* _Activity_
Report back each line of the records that contains the string "work".

________________

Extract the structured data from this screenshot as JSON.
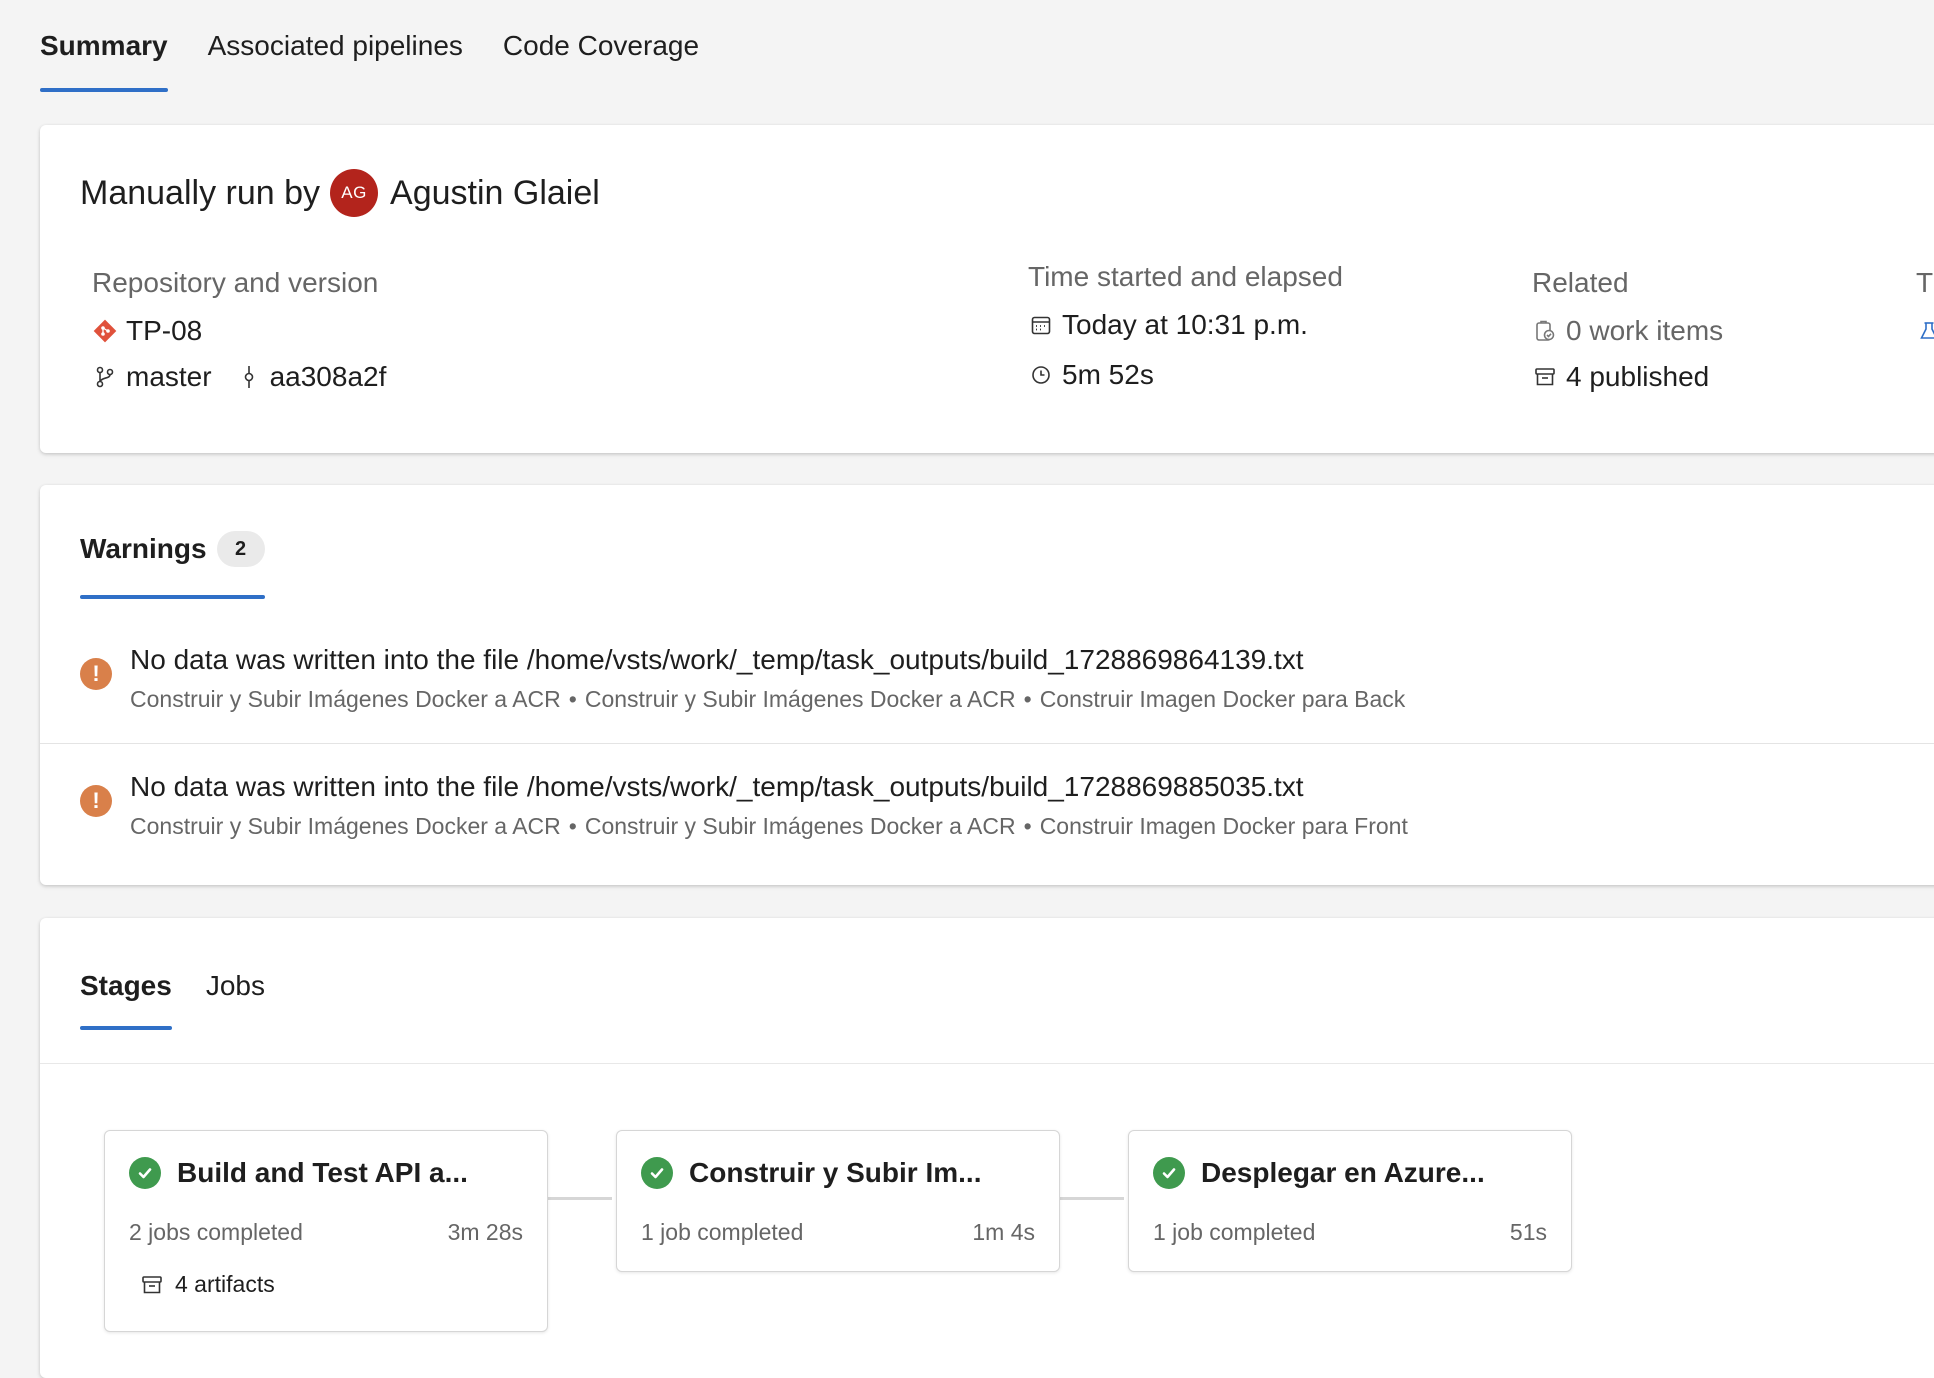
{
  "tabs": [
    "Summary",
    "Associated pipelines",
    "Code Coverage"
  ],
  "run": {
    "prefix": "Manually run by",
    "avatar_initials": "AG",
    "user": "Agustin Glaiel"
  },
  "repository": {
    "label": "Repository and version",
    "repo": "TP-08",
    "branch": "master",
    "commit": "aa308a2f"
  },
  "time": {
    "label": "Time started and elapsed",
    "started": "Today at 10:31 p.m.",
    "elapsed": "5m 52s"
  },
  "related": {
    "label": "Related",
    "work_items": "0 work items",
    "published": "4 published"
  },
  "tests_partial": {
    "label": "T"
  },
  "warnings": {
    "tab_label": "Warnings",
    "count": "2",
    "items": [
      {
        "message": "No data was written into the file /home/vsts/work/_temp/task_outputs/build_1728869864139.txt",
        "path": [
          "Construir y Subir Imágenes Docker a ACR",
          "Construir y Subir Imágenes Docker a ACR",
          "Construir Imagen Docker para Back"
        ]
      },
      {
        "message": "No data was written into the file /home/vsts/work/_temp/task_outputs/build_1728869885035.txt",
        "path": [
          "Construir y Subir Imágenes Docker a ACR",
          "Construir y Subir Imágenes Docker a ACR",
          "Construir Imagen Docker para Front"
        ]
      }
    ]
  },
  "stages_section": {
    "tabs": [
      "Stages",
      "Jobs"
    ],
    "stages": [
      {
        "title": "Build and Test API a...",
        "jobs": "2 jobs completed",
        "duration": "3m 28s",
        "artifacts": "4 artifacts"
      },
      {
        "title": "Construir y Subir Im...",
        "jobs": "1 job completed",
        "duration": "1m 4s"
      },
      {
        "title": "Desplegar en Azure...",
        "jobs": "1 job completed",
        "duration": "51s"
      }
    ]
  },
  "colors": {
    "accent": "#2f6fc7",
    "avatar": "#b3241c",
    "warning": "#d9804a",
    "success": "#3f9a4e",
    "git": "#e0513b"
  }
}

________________

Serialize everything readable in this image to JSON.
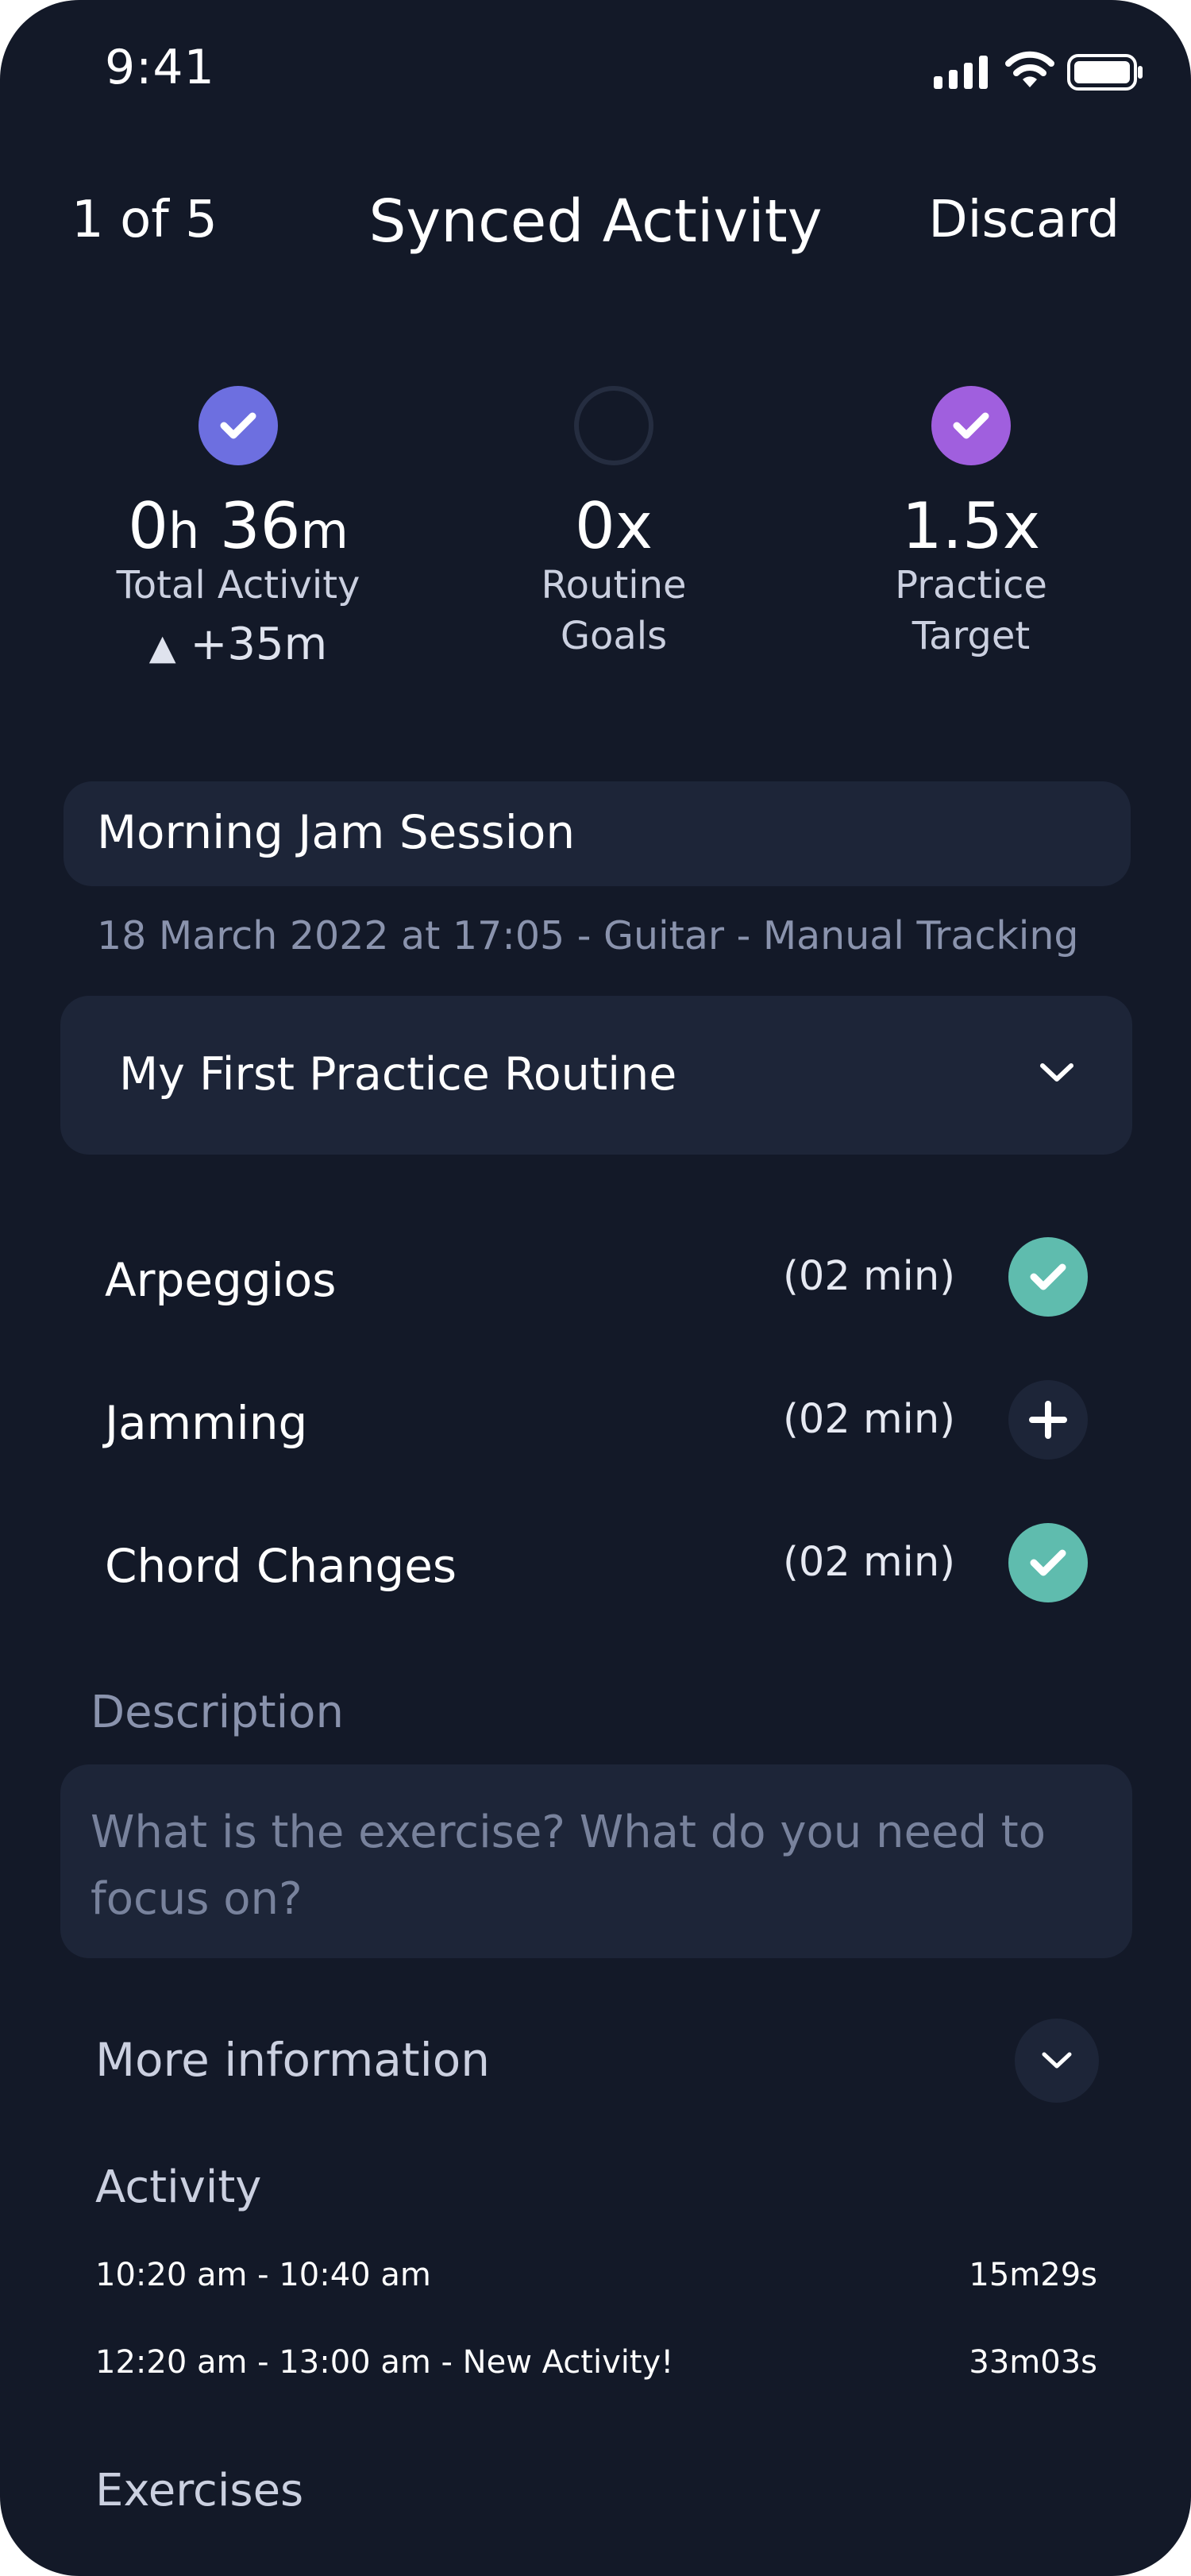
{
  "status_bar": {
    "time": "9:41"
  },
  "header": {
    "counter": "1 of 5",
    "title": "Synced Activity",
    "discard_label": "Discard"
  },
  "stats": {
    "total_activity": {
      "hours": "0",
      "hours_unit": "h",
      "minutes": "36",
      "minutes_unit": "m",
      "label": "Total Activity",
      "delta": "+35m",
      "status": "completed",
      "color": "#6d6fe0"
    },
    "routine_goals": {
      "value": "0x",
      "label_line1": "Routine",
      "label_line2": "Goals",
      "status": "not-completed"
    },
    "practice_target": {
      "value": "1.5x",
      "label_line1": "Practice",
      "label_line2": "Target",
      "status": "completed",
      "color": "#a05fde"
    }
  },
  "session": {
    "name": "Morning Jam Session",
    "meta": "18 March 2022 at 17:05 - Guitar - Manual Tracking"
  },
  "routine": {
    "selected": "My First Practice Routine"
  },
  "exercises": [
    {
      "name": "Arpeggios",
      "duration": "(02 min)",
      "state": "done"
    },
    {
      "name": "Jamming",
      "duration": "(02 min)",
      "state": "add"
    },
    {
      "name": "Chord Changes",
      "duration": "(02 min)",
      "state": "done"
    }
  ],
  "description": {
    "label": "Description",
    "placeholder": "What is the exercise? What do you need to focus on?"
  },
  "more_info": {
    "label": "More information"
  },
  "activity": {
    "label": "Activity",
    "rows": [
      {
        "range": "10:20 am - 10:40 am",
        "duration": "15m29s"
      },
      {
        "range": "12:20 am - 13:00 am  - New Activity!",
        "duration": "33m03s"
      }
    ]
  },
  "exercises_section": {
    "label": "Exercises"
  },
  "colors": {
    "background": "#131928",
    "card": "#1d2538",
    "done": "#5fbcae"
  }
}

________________

* _Exercise response_
    "work_items": "0 work items",
        "message": "No data was written into the file /home/vsts/work/_temp/task_outputs/build_1728869864139.txt",
        "message": "No data was written into the file /home/vsts/work/_temp/task_outputs/build_1728869885035.txt",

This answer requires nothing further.